It’s a widely known fact that to defeat the enemy, you must know the enemy. You must understand his habits, pigeonhole his strategies, and keep him closer than you do your friends. That’s why after so many years I finally had to read that holy grail of man-Bibles: The Game, by Neil Strauss. I thought if I knew what to look for in a pick-up artist, I could avoid becoming his target (or at least his victim). Plus, it’s much easier to disparage a person or a set of principles when you can speak about them intelligently. Meaning, it’s not fair to criticize/condemn ANYone or ANYthing without having that firsthand experience, right?
So, this week I read The Game. New York Times bestselling author Neil Strauss (code name “Style”) published in 2005 this pseudo-documentary about an underground movement among young (and not so young) men training each other on the best way to score. The definition of scoring changes: it might mean to “number-close” (get a woman’s phone number), kiss-close (make-out with her) or f***-close (yeah, that one) … the only real goal (beyond success) being to do so as quickly as possible, and with as many other witnesses as you can muster to later bow down and slobber over how amazing you are.
The thing is, as disgusting as the premise is, by the end of the story you feel pretty sorry for these guys. “Sarging” as the term goes (to “sarge” is to go out clubbing and hunt down women) more or less comes to ruin these men’s lives. It’s not the typical douchey jock who’s playing the game, but quiet, nerdy, unattractive men who have never had the confidence to even approach a women before (almost all of them enter the game as virgins). While, yes, over the course of two years they manage the minor miracle of sleeping with hundreds of women each, it doesn’t exactly make their lives any better. The original ringleader (codename Mystery) succumbs to a violent depression, two others feel so guilty and “defiled” in regards to their past misdeeds that they run off and join seminaries or ashrams, and our narrator Style finally admits he’s just empty and lost. You actually cheer for him when in the last couple chapters, he meets the woman of his dreams and quits the game altogether. For a time, anyway.
This radical 360, from loser to hottest-thing-in-LA (and that’s not an exaggeration; the men befriend Paris Hilton and Courtney Love), back to well, loser, had me forgiving them on behalf of women everywhere for all the times they’d taken home a one-night stand and never called her back. Or they called back, only to refuse to commit to monogamy and instead suggest that the girl-of-the-week should hook up with the girl-of-last-week (while he watches or participates). You forgive them because while it’s never right to trick a woman into sleeping with you, ultimately the PUAs (Pick-up Artists) tricked themselves into thinking the playboy lifestyle could be personally fulfilling. Instead, it’s exhausting. They live in a pigsty mansion where even the stains have stains, ruin their closest friendships, cut ties with their families, lose jobs, and flunk out of school, all while investing every shred of their self-validation in how many women they “close.” They become robots and clones of the PUA gurus. There’s beaucoup money to be made on ebooks and seminars, but no one escapes happy.

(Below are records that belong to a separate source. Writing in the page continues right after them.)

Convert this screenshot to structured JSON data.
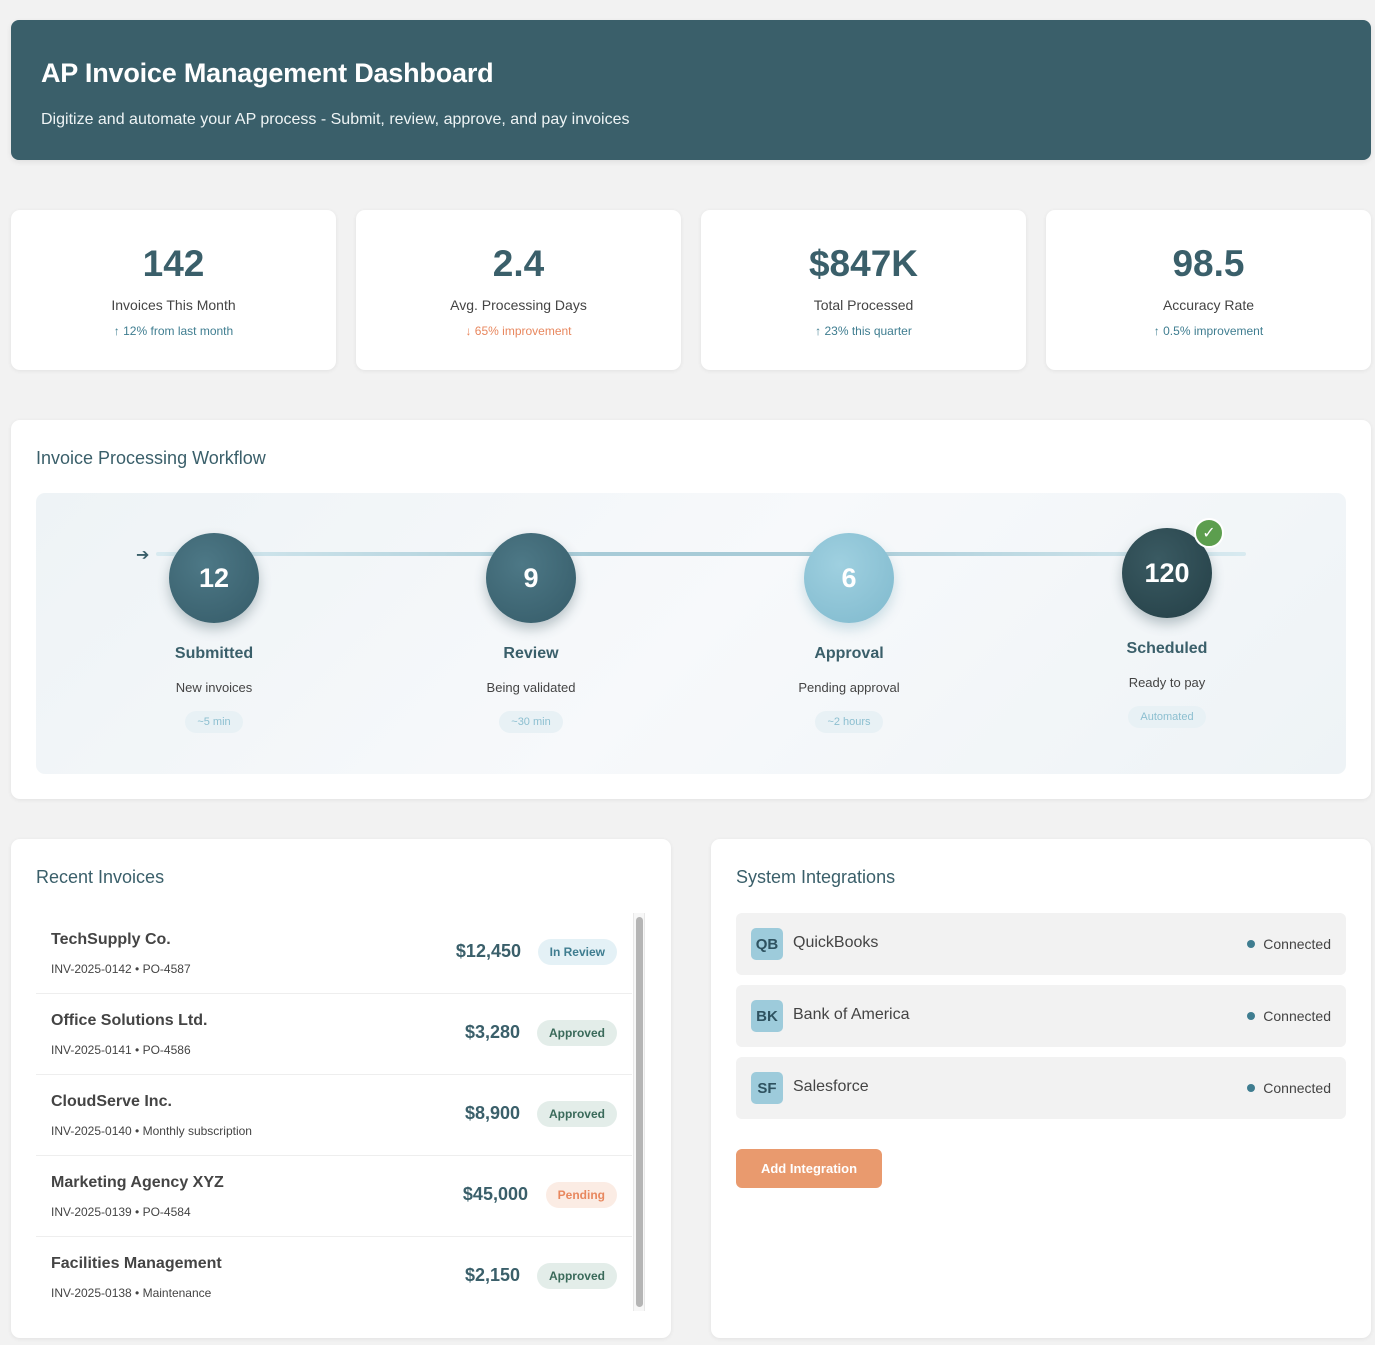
{
  "header": {
    "title": "AP Invoice Management Dashboard",
    "subtitle": "Digitize and automate your AP process - Submit, review, approve, and pay invoices"
  },
  "stats": [
    {
      "value": "142",
      "label": "Invoices This Month",
      "trend": "↑ 12% from last month",
      "direction": "up"
    },
    {
      "value": "2.4",
      "label": "Avg. Processing Days",
      "trend": "↓ 65% improvement",
      "direction": "down"
    },
    {
      "value": "$847K",
      "label": "Total Processed",
      "trend": "↑ 23% this quarter",
      "direction": "up"
    },
    {
      "value": "98.5",
      "label": "Accuracy Rate",
      "trend": "↑ 0.5% improvement",
      "direction": "up"
    }
  ],
  "workflow": {
    "title": "Invoice Processing Workflow",
    "arrow_icon": "arrow-right-icon",
    "steps": [
      {
        "count": "12",
        "name": "Submitted",
        "desc": "New invoices",
        "time": "~5 min"
      },
      {
        "count": "9",
        "name": "Review",
        "desc": "Being validated",
        "time": "~30 min"
      },
      {
        "count": "6",
        "name": "Approval",
        "desc": "Pending approval",
        "time": "~2 hours"
      },
      {
        "count": "120",
        "name": "Scheduled",
        "desc": "Ready to pay",
        "time": "Automated",
        "check": "✓"
      }
    ]
  },
  "recent_invoices": {
    "title": "Recent Invoices",
    "items": [
      {
        "vendor": "TechSupply Co.",
        "meta": "INV-2025-0142 • PO-4587",
        "amount": "$12,450",
        "status": "In Review",
        "status_type": "review"
      },
      {
        "vendor": "Office Solutions Ltd.",
        "meta": "INV-2025-0141 • PO-4586",
        "amount": "$3,280",
        "status": "Approved",
        "status_type": "approved"
      },
      {
        "vendor": "CloudServe Inc.",
        "meta": "INV-2025-0140 • Monthly subscription",
        "amount": "$8,900",
        "status": "Approved",
        "status_type": "approved"
      },
      {
        "vendor": "Marketing Agency XYZ",
        "meta": "INV-2025-0139 • PO-4584",
        "amount": "$45,000",
        "status": "Pending",
        "status_type": "pending"
      },
      {
        "vendor": "Facilities Management",
        "meta": "INV-2025-0138 • Maintenance",
        "amount": "$2,150",
        "status": "Approved",
        "status_type": "approved"
      }
    ]
  },
  "integrations": {
    "title": "System Integrations",
    "items": [
      {
        "abbr": "QB",
        "name": "QuickBooks",
        "status": "Connected"
      },
      {
        "abbr": "BK",
        "name": "Bank of America",
        "status": "Connected"
      },
      {
        "abbr": "SF",
        "name": "Salesforce",
        "status": "Connected"
      }
    ],
    "add_button": "Add Integration"
  },
  "colors": {
    "primary": "#3a5f6a",
    "accent": "#e99a6e",
    "light_blue": "#9dcbdb",
    "success": "#5c9e4e"
  }
}
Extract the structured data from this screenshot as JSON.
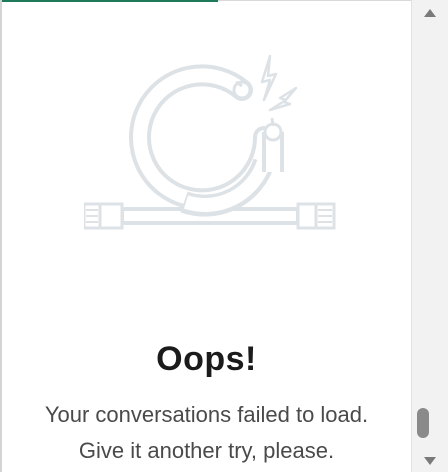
{
  "error": {
    "title": "Oops!",
    "message_line1": "Your conversations failed to load.",
    "message_line2": "Give it another try, please."
  },
  "icons": {
    "illustration": "broken-cable-icon",
    "scroll_up": "triangle-up-icon",
    "scroll_down": "triangle-down-icon"
  },
  "colors": {
    "accent": "#1f7a5a",
    "illustration_stroke": "#dde2e7",
    "title": "#1b1b1b",
    "message": "#4a4a4a"
  }
}
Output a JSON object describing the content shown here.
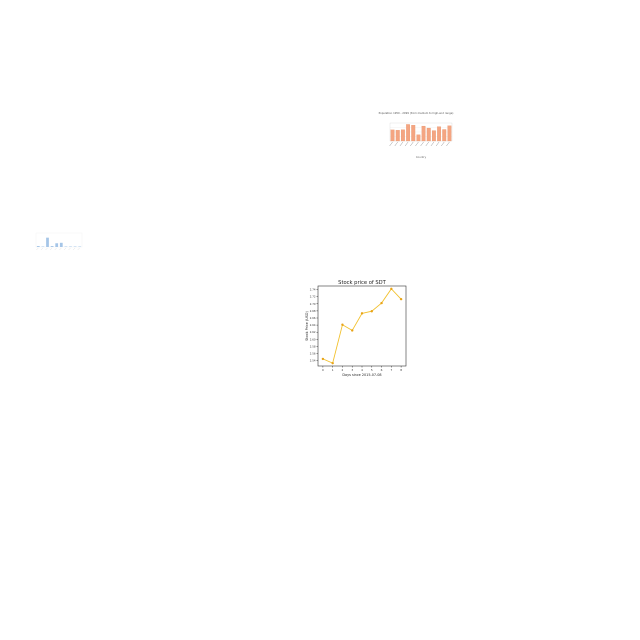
{
  "chart_data": [
    {
      "id": "bar-orange",
      "type": "bar",
      "title": "Population 1950 - 2099 (from medium to high-end range)",
      "subtitle": "",
      "xlabel": "Country",
      "ylabel": "",
      "categories": [
        "",
        "",
        "",
        "",
        "",
        "",
        "",
        "",
        "",
        "",
        "",
        ""
      ],
      "values": [
        62,
        60,
        63,
        92,
        88,
        35,
        83,
        72,
        58,
        80,
        64,
        85
      ],
      "ylim": [
        0,
        100
      ],
      "grid": true,
      "colors": {
        "bar": "#f4a582",
        "edge": "#e08050"
      }
    },
    {
      "id": "bar-blue",
      "type": "bar",
      "title": "",
      "xlabel": "",
      "ylabel": "",
      "categories": [
        "",
        "",
        "",
        "",
        "",
        "",
        "",
        "",
        "",
        ""
      ],
      "values": [
        2,
        1,
        20,
        2,
        8,
        9,
        1,
        1,
        1,
        1
      ],
      "ylim": [
        0,
        30
      ],
      "grid": true,
      "colors": {
        "bar": "#6a9fd8"
      }
    },
    {
      "id": "line-sdt",
      "type": "line",
      "title": "Stock price of SDT",
      "xlabel": "Days since 2015-07-08",
      "ylabel": "Stock Price (USD)",
      "x": [
        0,
        1,
        2,
        3,
        4,
        5,
        6,
        7,
        8
      ],
      "y": [
        2.545,
        2.533,
        2.641,
        2.625,
        2.673,
        2.679,
        2.702,
        2.742,
        2.713
      ],
      "xticks": [
        "0",
        "1",
        "2",
        "3",
        "4",
        "5",
        "6",
        "7",
        "8"
      ],
      "yticks": [
        "2.54",
        "2.56",
        "2.58",
        "2.60",
        "2.62",
        "2.64",
        "2.66",
        "2.68",
        "2.70",
        "2.72",
        "2.74"
      ],
      "xlim": [
        -0.5,
        8.5
      ],
      "ylim": [
        2.525,
        2.75
      ],
      "grid": false,
      "colors": {
        "line": "#f2c12e",
        "marker": "#e8a317"
      }
    }
  ]
}
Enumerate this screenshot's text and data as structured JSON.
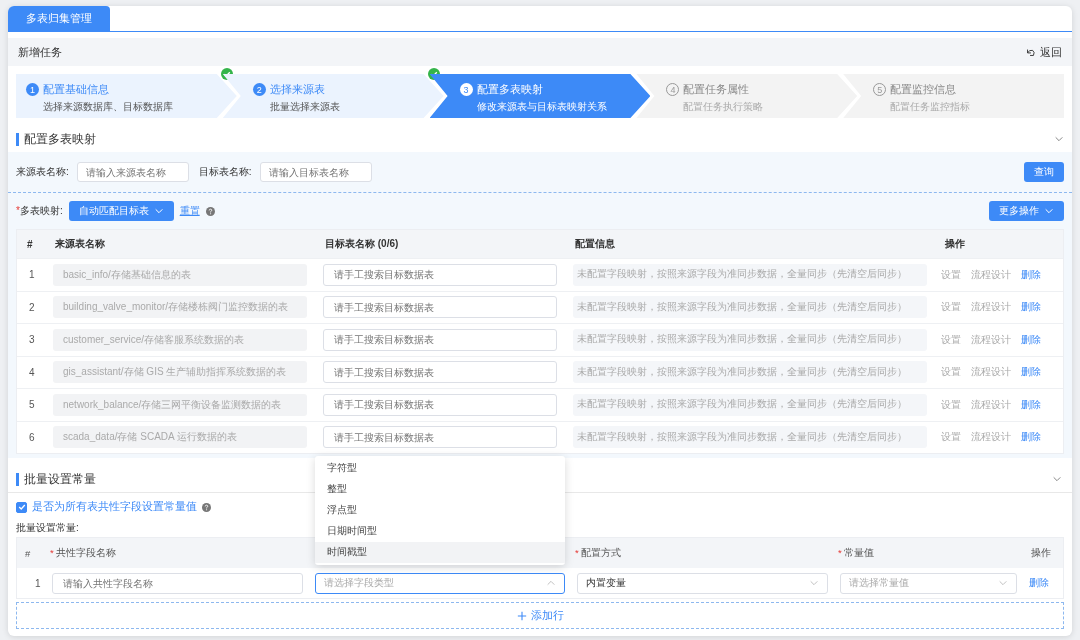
{
  "tab": {
    "label": "多表归集管理",
    "selected": true
  },
  "required_mark": "*",
  "header": {
    "title": "新增任务",
    "back": "返回"
  },
  "steps": [
    {
      "number": "1",
      "title": "配置基础信息",
      "subtitle": "选择来源数据库、目标数据库",
      "completed": true,
      "current": false
    },
    {
      "number": "2",
      "title": "选择来源表",
      "subtitle": "批量选择来源表",
      "completed": true,
      "current": false
    },
    {
      "number": "3",
      "title": "配置多表映射",
      "subtitle": "修改来源表与目标表映射关系",
      "completed": false,
      "current": true
    },
    {
      "number": "4",
      "title": "配置任务属性",
      "subtitle": "配置任务执行策略",
      "completed": false,
      "current": false
    },
    {
      "number": "5",
      "title": "配置监控信息",
      "subtitle": "配置任务监控指标",
      "completed": false,
      "current": false
    }
  ],
  "mapping_section": {
    "title": "配置多表映射",
    "expanded": true,
    "filters": [
      {
        "label": "来源表名称:",
        "placeholder": "请输入来源表名称"
      },
      {
        "label": "目标表名称:",
        "placeholder": "请输入目标表名称"
      }
    ],
    "query_button": "查询",
    "mapping_label": {
      "text": "多表映射:",
      "required": true
    },
    "auto_button": "自动匹配目标表",
    "reset_link": "重置",
    "more_button": "更多操作",
    "table": {
      "columns": [
        "#",
        "来源表名称",
        "目标表名称 (0/6)",
        "配置信息",
        "操作"
      ],
      "rows": [
        {
          "index": "1",
          "source": "basic_info/存储基础信息的表",
          "target_placeholder": "请手工搜索目标数据表",
          "config": "未配置字段映射，按照来源字段为准同步数据，全量同步（先清空后同步）",
          "actions": [
            {
              "label": "设置",
              "disabled": true
            },
            {
              "label": "流程设计",
              "disabled": true
            },
            {
              "label": "删除",
              "disabled": false
            }
          ]
        },
        {
          "index": "2",
          "source": "building_valve_monitor/存储楼栋阀门监控数据的表",
          "target_placeholder": "请手工搜索目标数据表",
          "config": "未配置字段映射，按照来源字段为准同步数据，全量同步（先清空后同步）",
          "actions": [
            {
              "label": "设置",
              "disabled": true
            },
            {
              "label": "流程设计",
              "disabled": true
            },
            {
              "label": "删除",
              "disabled": false
            }
          ]
        },
        {
          "index": "3",
          "source": "customer_service/存储客服系统数据的表",
          "target_placeholder": "请手工搜索目标数据表",
          "config": "未配置字段映射，按照来源字段为准同步数据，全量同步（先清空后同步）",
          "actions": [
            {
              "label": "设置",
              "disabled": true
            },
            {
              "label": "流程设计",
              "disabled": true
            },
            {
              "label": "删除",
              "disabled": false
            }
          ]
        },
        {
          "index": "4",
          "source": "gis_assistant/存储 GIS 生产辅助指挥系统数据的表",
          "target_placeholder": "请手工搜索目标数据表",
          "config": "未配置字段映射，按照来源字段为准同步数据，全量同步（先清空后同步）",
          "actions": [
            {
              "label": "设置",
              "disabled": true
            },
            {
              "label": "流程设计",
              "disabled": true
            },
            {
              "label": "删除",
              "disabled": false
            }
          ]
        },
        {
          "index": "5",
          "source": "network_balance/存储三网平衡设备监测数据的表",
          "target_placeholder": "请手工搜索目标数据表",
          "config": "未配置字段映射，按照来源字段为准同步数据，全量同步（先清空后同步）",
          "actions": [
            {
              "label": "设置",
              "disabled": true
            },
            {
              "label": "流程设计",
              "disabled": true
            },
            {
              "label": "删除",
              "disabled": false
            }
          ]
        },
        {
          "index": "6",
          "source": "scada_data/存储 SCADA 运行数据的表",
          "target_placeholder": "请手工搜索目标数据表",
          "config": "未配置字段映射，按照来源字段为准同步数据，全量同步（先清空后同步）",
          "actions": [
            {
              "label": "设置",
              "disabled": true
            },
            {
              "label": "流程设计",
              "disabled": true
            },
            {
              "label": "删除",
              "disabled": false
            }
          ]
        }
      ]
    }
  },
  "constant_section": {
    "title": "批量设置常量",
    "expanded": true,
    "checkbox": {
      "label": "是否为所有表共性字段设置常量值",
      "checked": true
    },
    "sub_label": "批量设置常量:",
    "table": {
      "columns": [
        {
          "label": "#",
          "required": false
        },
        {
          "label": "共性字段名称",
          "required": true
        },
        null,
        {
          "label": "配置方式",
          "required": true
        },
        {
          "label": "常量值",
          "required": true
        },
        {
          "label": "操作",
          "required": false
        }
      ],
      "rows": [
        {
          "cells": [
            {
              "kind": "index",
              "text": "1"
            },
            {
              "kind": "input",
              "placeholder": "请输入共性字段名称"
            },
            {
              "kind": "select",
              "placeholder": "请选择字段类型",
              "open": true,
              "options": [
                {
                  "label": "字符型",
                  "highlighted": false
                },
                {
                  "label": "整型",
                  "highlighted": false
                },
                {
                  "label": "浮点型",
                  "highlighted": false
                },
                {
                  "label": "日期时间型",
                  "highlighted": false
                },
                {
                  "label": "时间戳型",
                  "highlighted": true
                }
              ]
            },
            {
              "kind": "select",
              "value": "内置变量",
              "open": false
            },
            {
              "kind": "select",
              "placeholder": "请选择常量值",
              "open": false
            },
            {
              "kind": "link",
              "text": "删除"
            }
          ]
        }
      ]
    },
    "add_row": "添加行"
  }
}
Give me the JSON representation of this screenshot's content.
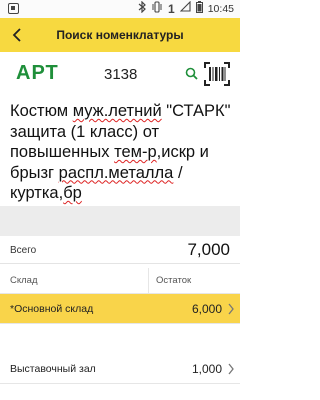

My takeaways: Ladies, if a guy approaches you and tries to run the Best Friends Test, entertain you with a magic trick, or ask if you saw the two girls fighting in the parking lot, walk calmly in the opposite direction. These men aren’t dangerous predators; they’re lonely, and kind of sad, and you deserve better than that. Gentlemen, if studying the PUA Way gives you the tips and tools to improve your self-confidence and skills with women, then by all means improve yourself, but for everyone’s sake, don’t ever take yourself that seriously.
Since The Game, Neil Strauss has written several more books, including a sequel that details his subsequent inability, post-seduction community, to stay monogamous to the woman he eventually married. I haven’t read it yet, but plan to. For all its faults, The Game is a hell of a good story. I couldn’t put it down! And that’s the business I’m in—telling good stories.